By Tim Porteus

WINTER is coming.

Yes, we can feel it in the sharpness of the wind and in the creeping darkness. We have now put on our ancient boiler to warm the house, hoping it will last another winter. If we are lucky enough to have a house to stay warm and company to keep it cheerful then the onset of winter can be a time to look forward to. It can be a cosy and social time.

But in 1680, the onset of winter for Isabel Heriot was not something to look forward to. She had for many years worked dutifully and faithfully as housekeeper for the minister at Peaston. But despite her loyal service she had been cast out of the house, just as the first signs of winter were biting the air.

She had no family and if she had friends they were too afraid to help her, for the minister’s wrath and power was such that they may also suffer. These were times when it was dangerous not to conform. Isabel was different in a number of ways: her looks, her manners, her confidence and forthright way of speaking.

Many even said she had brought it upon herself because of the way she spoke to the minister. She had challenged him on his interpretation of God’s word. As soon as she was out of the minister’s house, gossip and whispers were shared at the kirk.

The first Sabbath after her she had been made homeless she appeared at the kirk’s gate. She was dishevelled and unclean – hardly surprising since she had spent the last few nights in the nearby woods, sleeping on the leaf covered ground, under the canopy of a yew tree. She watched as people she knew piled into the kirk for Sunday service.

Most pretended not to see her; she was shunned by some because of their self-righteousness and by others because of fear of the self-righteous. Then the minister saw her. He stopped for a moment and stared at her pitiful state. For a moment, Isabel thought some compassion would now enter his heart, but no. He said nothing with words and instead shook his head in disapproval and made his way to the kirk.

“Close the door,” the minister said to the elder who was standing at the entrance. The door was symbolically closed. Isabel took a few steps forward; she still had the right to attend kirk and worship God and she wanted to do so. But then she stopped. She obviously wouldn’t be welcome anymore. She had done nothing wrong but was now being treated as an outcast. Suddenly she didn’t want to be amongst those who treated her in such a way, or lacked the courage to behave otherwise.

And so she turned and left.

The winter came and was bitter. It is said that Isabel returned to Peaston but as a ghostly apparition to accuse and torment the minister. The apparitions vanished soon afterwards, never to be seen again. So the story of Isabel Heriot became folk memory and her story told round the fireplaces of East Lothian and eventually written down.

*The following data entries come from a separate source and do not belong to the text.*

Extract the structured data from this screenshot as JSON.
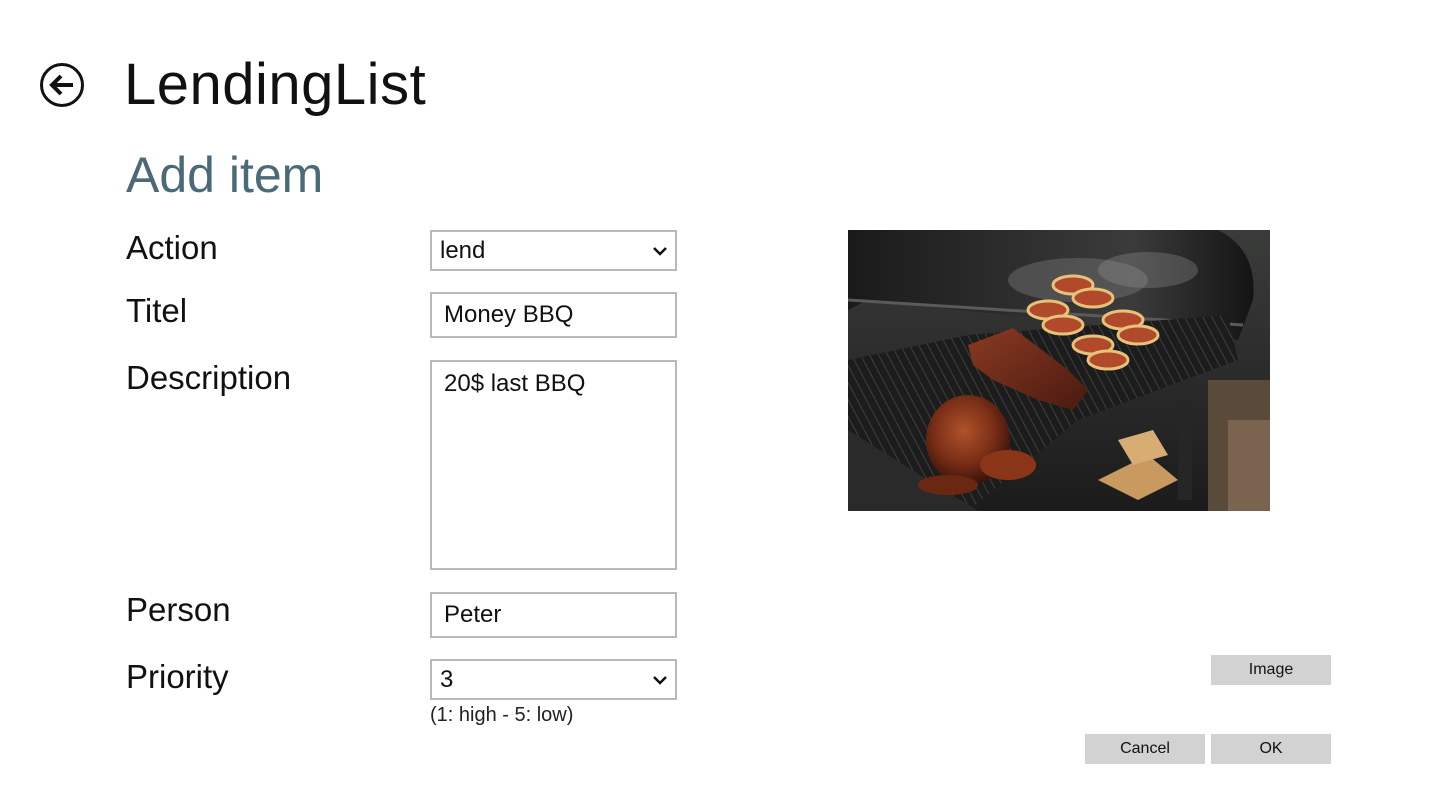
{
  "header": {
    "app_title": "LendingList",
    "page_title": "Add item"
  },
  "form": {
    "action": {
      "label": "Action",
      "value": "lend"
    },
    "title": {
      "label": "Titel",
      "value": "Money BBQ"
    },
    "description": {
      "label": "Description",
      "value": "20$ last BBQ"
    },
    "person": {
      "label": "Person",
      "value": "Peter"
    },
    "priority": {
      "label": "Priority",
      "value": "3",
      "hint": "(1: high - 5: low)"
    }
  },
  "buttons": {
    "image": "Image",
    "cancel": "Cancel",
    "ok": "OK"
  },
  "icons": {
    "back": "back-arrow-icon",
    "dropdown": "chevron-down-icon"
  },
  "colors": {
    "page_title": "#4b6a78",
    "button_bg": "#d2d2d2",
    "field_border": "#b8b8b8"
  }
}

People had judged her while not knowing or uninterested in the injustice she suffered. Others must have felt compassion for her or at the least pity at her plight but still walked by. Even those who had known her seem to have felt unable to help lest they be associated with someone considered outcast.

It is a sad tale and one which would make most people angry at the injustice. Yet it took place so long ago it may be told with a sense of distance from the events. But for me the power of the tale is in the universal and timeless message contained within it.

I cannot walk in the woods by the Keith and Humbie waters or wander past the old ruins of Peaston and not think of Isabel Heriot and her fate. What were those last weeks of her life like, unable to find shelter or compassion as the cold winds and dark night drew in? She was invisible to others, or rather others chose not to see her, and certainly not to seek her out. She vanished from their sight and so unseen she could be out of their thoughts and consciences.

And so as winter approaches and we retreat into the warmth of our homes with friends and family, the tale of Isabel Heriot reminds me to try not to be one of those who looks the other way or judges without knowing the story. I use the word ‘try’ because I fail in this on a regular basis. I am busy with my own concerns, my own worries and my own responsibilities, as we all are.

But as I wrap up, and head out for a walk in the woods with my crazy kids, or into town for a day out, or just walk down the street to go shopping, I sometimes stop and pause and soak in the joy of things we can take for granted. It is in these moments I am conscious of the need not only to think of others but to seek them out, check on them and, yes, try to find the time to be there.

Recently there was a letter in the Courier which made unpleasant and untrue remarks about a man otherwise homeless using the car park at Butterdean Wood as a place to sleep overnight in his campervan. The person who wrote the letter left no name but whoever it was had judged this man without knowing his story, which is one of remarkable fortitude and love.

The story of Isabel Heriot is one we should all tell ourselves this winter. It reminds us we should take the time to seek out and understand before we judge others